The table of a cut diamond has a very important influence on the brilliance. As the largest "window" of the brilliant it has the task not only of refracting as much of the incident fight as possible collectively into the stone; but also through the table, the greatest amount of light totally reflected on the pavilion facets must be emitted to the eye of. the observer. In order to fulfill these requirements the table must be cut as large as possible. But that would mean ignoring the crown facets and, in particular, the girdle facets - function of dispersing the light refracted back out of the stone (ct. Fig 190 on page 161).
It is therefore important to create an optimal ratio between maximal light emission through the table and the greatest possible dispersion through the girdle facets.
In this connection brilliants cut in the old style are once more recalled. They are distinguished by a small table and steep crown facets and therefore show a lively play of spectral colors; on the other hand, the light yield remains poor as a result of the small table. In contrast to this the Parker brilliant attains a high output of light through its large table but, because of its shallow crown facets, emits hardly any dispersion, and such stones look "tired". The ideal is a table size of about 56 to 62 % of the girdle diameter.
|Fig 207 Gauge for measuring size of table||Fig 208 The table is measured in at least two directions corner to corner|
In recent years practice has shown that many diamonds found on the market exhibit considerable deviations of the table size and the crown height. The table sizes often measure 68-70% of the girdle diameter. This method of cutting is related to commercial considerations, as with a large table the loss in weight is about 10% less. The brilliant also looks bigger than a brilliant of ideal cut, but the dispersion of such a stone is insufficient.
For the exact measurement of the table .size small table gauges with millimeter subdivisions are available (Fig 207); with these the distance between two opposite "corners" of the table is measured under the microscope, at 10 to 20 fold magnification according to the size of the stone (Fig 208). For this the zero-point of the measuring gauge is "laid at one corner and the figure where the opposite table corner cuts the millimeter scale is read off.

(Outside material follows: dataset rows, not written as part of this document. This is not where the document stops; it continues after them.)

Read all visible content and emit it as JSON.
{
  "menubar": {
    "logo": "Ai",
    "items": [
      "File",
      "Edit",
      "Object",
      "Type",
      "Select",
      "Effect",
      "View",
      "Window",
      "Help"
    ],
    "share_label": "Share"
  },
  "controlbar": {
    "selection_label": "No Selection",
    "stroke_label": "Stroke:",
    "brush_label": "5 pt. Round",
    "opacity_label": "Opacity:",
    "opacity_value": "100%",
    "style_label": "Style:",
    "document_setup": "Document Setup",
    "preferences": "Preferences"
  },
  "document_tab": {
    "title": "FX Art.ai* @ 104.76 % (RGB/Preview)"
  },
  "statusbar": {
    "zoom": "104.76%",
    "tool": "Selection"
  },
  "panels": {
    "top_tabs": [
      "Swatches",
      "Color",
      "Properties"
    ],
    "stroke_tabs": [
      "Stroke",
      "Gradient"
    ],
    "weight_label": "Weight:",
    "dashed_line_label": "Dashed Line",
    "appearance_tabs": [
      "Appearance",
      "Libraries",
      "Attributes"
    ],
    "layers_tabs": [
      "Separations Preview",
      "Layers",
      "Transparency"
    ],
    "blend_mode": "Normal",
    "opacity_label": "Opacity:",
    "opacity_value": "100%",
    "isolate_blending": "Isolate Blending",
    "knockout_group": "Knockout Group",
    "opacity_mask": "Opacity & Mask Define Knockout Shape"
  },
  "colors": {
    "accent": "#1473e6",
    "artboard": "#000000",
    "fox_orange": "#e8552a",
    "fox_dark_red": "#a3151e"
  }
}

But should the measurement of the table size be made from table edge. to table edge, 4 % must be added to this result to allow for the sh6rter distance.
Since the table is not always absolutely uniformly cut, it is advisable to measure it in four different directions. The larger value is then calculated as a percentage of the girdle diameter, using the following formula:
table size X 100
girdle diameter (average value)
With a little practical experience and practice the table size can very easily be estimated within ± 1 % by visual estimation. This can be very helpful especially when buying diamonds. when no instrumental aids are to hand .
In order to practice estimating the table size, the grader should always first estimate the table measurement visually. There are-two very simple methods of gauging the table, which are described in detail in the following paragraphs.
|Girdle diameter||Table ratio measurement|